Everybody knows already that sitting increases the risk of obesity, diabetes, heart disease, and certain cancers, according to a new study.
Researchers analyzed surveys of 51,000 people from 2001 to 2016 to track sitting trends in front of TVs and computers and the total amount of time spent sitting on a daily basis. Unlike other studies that have looked at sedentary behaviors, the new study is the first to document sitting in a nationally representative sample of the US population across multiple age groups—from children to the elderly—and different racial and ethnic groups.
“In almost none of the groups we analyzed are the numbers going in the right direction,” says senior author Yin Cao, an epidemiologist and assistant professor of surgery in the public health sciences division at Washington University in St. Louis. “We want to raise awareness about this issue on multiple levels—from individuals and families to schools, employers, and elected officials.”
“We think a lot of these sedentary habits are formed early, so if we can make changes that help children be more active, it could pay off in the future, both for children as they grow to adulthood and for future health-care spending,” says Graham A. Colditz, professor of surgery and director of the public health sciences division.
“Sedentary behavior is linked to poor health in many areas, and if we can reduce that across the board it could have a big impact.”
Sitting up, activity down
The new study fills a gap in knowledge on sedentary behavior, according to the researchers, putting specific numbers on the amount of time Americans actually spend sitting.

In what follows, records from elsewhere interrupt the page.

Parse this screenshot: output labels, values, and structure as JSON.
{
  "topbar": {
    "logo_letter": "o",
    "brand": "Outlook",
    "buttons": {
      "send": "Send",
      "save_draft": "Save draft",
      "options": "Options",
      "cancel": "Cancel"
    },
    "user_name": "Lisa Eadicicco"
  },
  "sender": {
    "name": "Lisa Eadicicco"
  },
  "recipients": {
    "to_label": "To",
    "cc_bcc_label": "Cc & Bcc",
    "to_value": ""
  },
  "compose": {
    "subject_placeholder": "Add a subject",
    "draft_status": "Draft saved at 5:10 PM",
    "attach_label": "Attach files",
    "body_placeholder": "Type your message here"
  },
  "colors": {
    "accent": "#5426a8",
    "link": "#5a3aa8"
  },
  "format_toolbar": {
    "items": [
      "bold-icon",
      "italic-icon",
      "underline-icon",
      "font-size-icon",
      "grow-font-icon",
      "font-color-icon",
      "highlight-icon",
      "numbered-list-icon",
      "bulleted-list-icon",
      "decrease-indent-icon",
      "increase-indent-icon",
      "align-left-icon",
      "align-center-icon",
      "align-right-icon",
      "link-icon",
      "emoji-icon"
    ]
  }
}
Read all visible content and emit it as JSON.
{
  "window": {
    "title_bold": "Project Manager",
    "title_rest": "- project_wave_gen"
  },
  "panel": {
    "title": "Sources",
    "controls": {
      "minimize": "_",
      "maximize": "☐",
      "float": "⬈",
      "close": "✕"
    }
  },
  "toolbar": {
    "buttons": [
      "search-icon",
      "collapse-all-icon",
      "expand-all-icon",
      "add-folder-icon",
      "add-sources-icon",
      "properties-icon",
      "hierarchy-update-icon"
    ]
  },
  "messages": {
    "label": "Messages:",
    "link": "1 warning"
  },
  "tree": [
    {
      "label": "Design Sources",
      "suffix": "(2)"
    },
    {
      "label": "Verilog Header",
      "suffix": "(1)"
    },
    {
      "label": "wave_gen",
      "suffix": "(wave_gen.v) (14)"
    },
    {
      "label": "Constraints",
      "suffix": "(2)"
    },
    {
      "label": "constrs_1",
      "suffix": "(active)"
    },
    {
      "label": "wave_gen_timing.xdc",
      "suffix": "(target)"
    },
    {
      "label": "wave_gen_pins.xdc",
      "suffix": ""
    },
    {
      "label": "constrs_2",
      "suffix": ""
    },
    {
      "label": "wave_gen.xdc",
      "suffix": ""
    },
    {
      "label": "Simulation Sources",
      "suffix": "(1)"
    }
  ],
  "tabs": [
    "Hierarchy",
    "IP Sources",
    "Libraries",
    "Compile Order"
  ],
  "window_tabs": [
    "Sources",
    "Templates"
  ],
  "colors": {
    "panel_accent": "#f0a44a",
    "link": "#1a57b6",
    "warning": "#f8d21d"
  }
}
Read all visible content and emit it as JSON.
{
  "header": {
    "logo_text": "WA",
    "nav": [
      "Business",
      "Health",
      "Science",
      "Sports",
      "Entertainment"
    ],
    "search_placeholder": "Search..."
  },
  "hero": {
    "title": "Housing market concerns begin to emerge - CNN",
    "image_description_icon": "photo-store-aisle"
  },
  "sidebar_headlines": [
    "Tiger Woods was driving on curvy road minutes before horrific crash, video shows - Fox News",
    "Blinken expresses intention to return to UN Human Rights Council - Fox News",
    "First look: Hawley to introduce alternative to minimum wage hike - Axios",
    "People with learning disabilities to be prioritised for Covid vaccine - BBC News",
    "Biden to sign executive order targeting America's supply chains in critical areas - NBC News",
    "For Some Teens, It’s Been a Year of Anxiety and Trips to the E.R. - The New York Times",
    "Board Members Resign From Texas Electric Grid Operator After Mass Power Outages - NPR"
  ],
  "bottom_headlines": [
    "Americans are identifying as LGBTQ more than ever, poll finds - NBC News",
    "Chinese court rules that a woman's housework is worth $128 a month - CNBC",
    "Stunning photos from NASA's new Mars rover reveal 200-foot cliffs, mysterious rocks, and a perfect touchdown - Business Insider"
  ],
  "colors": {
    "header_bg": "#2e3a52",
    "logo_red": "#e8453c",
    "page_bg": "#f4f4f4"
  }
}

For example, the most recent edition of the Department of Health and Human Services’ Physical Activity Guidelines for Americans, published in 2018, recommends less sitting time but offers no guidance on how much.
The researchers analyzed data from more than 51,000 people who participated in the National Health and Nutrition Examination Survey between 2001 and 2016, looking at four age groups: children ages 5 to 11 (as reported by a parent or guardian), adolescents ages 12 to 19, adults ages 20 to 64, and adults ages 65 and older.
Total daily sitting time increased among adolescents and adults from 2007 to 2016, from seven hours per day to just over eight for teenagers, and from 5.5 hours per day to almost 6.5 for adults, according to the study.
“Until now, we haven’t had data demonstrating the amount of time most Americans spend sitting watching TV or doing other sedentary activities,” Cao says.
“Now that we have a baseline—on population level and for different age groups—we can look at trends over time and see whether different interventions or public health initiatives are effective in reducing the time spent sitting and nudging people toward more active behaviors.”
The researchers found that most Americans spend at least two hours per day sitting and watching television or videos. Among children ages 5-11, 62 percent spent at least that long in front of screens daily.
For adolescents ages 12-19, that number was 59 percent. About 65 percent of adults ages 20 to 64 spent at least two hours watching television per day. And most recently, from 2015 to 2016, 84 percent of adults over age 65 spent at least that much time sitting watching television. And this remained steady over the course of the study.
Across all age groups, 28 percent to 38 percent of those surveyed spent at least three hours per day watching television or videos, and 13 percent to 23 percent spent four hours or more engaged in watching television or videos.
Importantly, males of all age groups, non-Hispanic black individuals of all age groups, and participants who reported being obese or physically inactive were more likely to spend more time sitting to watch televisions or videos compared to their counterparts.
In addition, computer screen time outside of work and school increased over this period. At least half of individuals across all age groups used a computer during leisure time for more than one hour per day in the two most recent years of the study. And up to a quarter of the US population used computers outside of work and school for three hours or more.
“How we create public policies or promote social change that supports less sitting is unclear and likely to be complicated,” Colditz says. “If a neighborhood in a disadvantaged community is unsafe, for example, parents can’t just send their kids outside to play.
“Our environments—the way our cities, our school days, and working days are designed—play roles in this behavior that are difficult to change. But at least now, we have a baseline from which to measure whether specific changes are having an impact.”